We have countless ways of defending freedom of expression. Writing an article for a newspaper, signing a statement, communicating with politicians and the officers of international institutions, protesting in front of a government’s office, sending letters to a prisoner of conscious, and so on. With every case we follow effective plans to raise awareness.
PEN is also committed to the respect of all languages, and to the protection and promotion of indigenous or minoritised languages. However, today many languages are being lost every year, which marks the cultural death of these languages. How can PEN help in the effort to protect them?
That is very important. The cultural life is not only a display at a museum or in an academic paper, it is a living thing. Promoting languages has become an essential work at PEN. That is why our previous generations established a special committee in PEN International, that is named Translation and Linguistic Rights Committee. Through the work of this committee we are able to support many languages that being ignored or oppressed.
Speaking about you as a writer now do you think that every writer has a certain obsession and if so which one is yours? Does it act as an inspiration for you?
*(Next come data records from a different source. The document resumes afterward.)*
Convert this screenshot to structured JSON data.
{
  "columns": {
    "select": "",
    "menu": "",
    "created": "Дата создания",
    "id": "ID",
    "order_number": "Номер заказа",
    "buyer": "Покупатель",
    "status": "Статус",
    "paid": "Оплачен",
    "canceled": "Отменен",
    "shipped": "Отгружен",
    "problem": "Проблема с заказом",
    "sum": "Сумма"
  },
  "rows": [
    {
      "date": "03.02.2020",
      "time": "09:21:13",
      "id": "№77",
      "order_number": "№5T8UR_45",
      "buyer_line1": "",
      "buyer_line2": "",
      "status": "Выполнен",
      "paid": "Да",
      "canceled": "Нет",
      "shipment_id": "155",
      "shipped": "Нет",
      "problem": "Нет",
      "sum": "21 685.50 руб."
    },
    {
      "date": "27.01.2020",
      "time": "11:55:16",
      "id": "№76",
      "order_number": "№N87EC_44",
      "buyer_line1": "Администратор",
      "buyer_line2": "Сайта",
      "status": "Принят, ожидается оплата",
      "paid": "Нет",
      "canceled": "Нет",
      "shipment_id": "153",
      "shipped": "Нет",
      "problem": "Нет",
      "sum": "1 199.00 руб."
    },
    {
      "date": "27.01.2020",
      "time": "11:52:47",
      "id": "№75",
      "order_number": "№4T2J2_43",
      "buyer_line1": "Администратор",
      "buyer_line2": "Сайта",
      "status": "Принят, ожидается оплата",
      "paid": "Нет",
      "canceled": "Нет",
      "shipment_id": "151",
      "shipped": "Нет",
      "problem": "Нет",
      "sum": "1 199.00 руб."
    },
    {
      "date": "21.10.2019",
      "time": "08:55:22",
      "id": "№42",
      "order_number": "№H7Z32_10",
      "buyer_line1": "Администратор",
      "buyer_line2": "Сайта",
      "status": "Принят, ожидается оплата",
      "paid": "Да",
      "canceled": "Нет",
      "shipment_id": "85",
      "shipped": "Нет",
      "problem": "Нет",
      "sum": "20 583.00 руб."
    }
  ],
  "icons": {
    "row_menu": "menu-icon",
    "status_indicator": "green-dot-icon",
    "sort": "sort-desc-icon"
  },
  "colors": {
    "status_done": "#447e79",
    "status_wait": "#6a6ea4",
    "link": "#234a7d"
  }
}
I think my obsession is reading. It is beyond a habit, as you name it, it is an obsession for me. For example, at nights, I am not able to fall to sleep without reading. There was an Andalusian muslim philosopher named Averroes, who was the biggest Aristotle commentator, even European Christian countries learned Aristotle from him, until his writing was banned in Paris and other places in thirteen century. Averroes wrote about hundred books. He is said to have written every night in his life, except only two nights. The one was on the day of his father’s death and the other on the day of his marriage. I am not a writer like him but I am a reader at the same continuity. I don’t remember any day in last twenty or thirty years that I have not read at night.
England or Turkey? Which country you feel home and has been a great influence to your writing?
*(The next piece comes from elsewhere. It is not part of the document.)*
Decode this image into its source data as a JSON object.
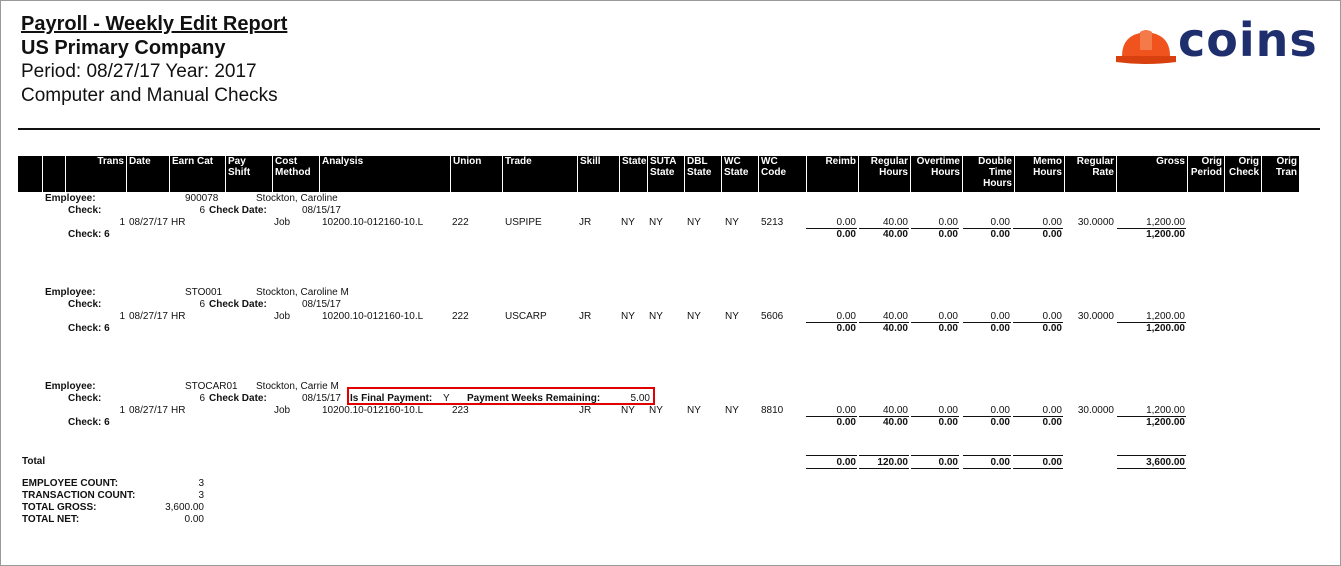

I don’t think any more that a country can become your home, only cities or villages can become your home. When I was in Turkey I used ask that question to myself, where my home was? Was it Istanbul where I studied and worked, or the small Kurdish village where I was born and grew up in the countryside? I think a sense of home is related to what we have gathered throughout our lives. And, answer to this question may change at every age. Now, at this moment, I can say that my home is three places that I miss always: Istanbul, Cambridge and my small village in Haymana Plain in Turkey. When I came to Britain as a refugee more than twenty years ago, that was a disturbing question to myself. That is why I put some part about this in my second novel Sins and Innocents.
Is Sins & Innocents an autobiographical book?
I wanted it to be an autobiographical book, but as I wrote, it became something else. I can say it is about a man who looks like me and lived similar things to I lived, but he is not me.
Istanbul Istanbul, is an absolutely amazing book for incarceration. Do you believe that Istanbul is a place where East meets West and that your book is a way to see Istanbul from different points of views?
In our literature Istanbul has a central place. Historically, people always pictured it as a place where East and West met. When I wrote this novel, I thought we needed a different view, that Istanbul is also a meeting point of different lives. A life underground and another over ground, one is painful and poor and the other is full of energy and hope. That is why I put my characters in the novel in a cell that is three floors underground and they tell stories about Istanbul that is above ground three floors up. This paradox of darkness and light, pain and pleasure, loneliness and crowd all are the questions I wanted to address.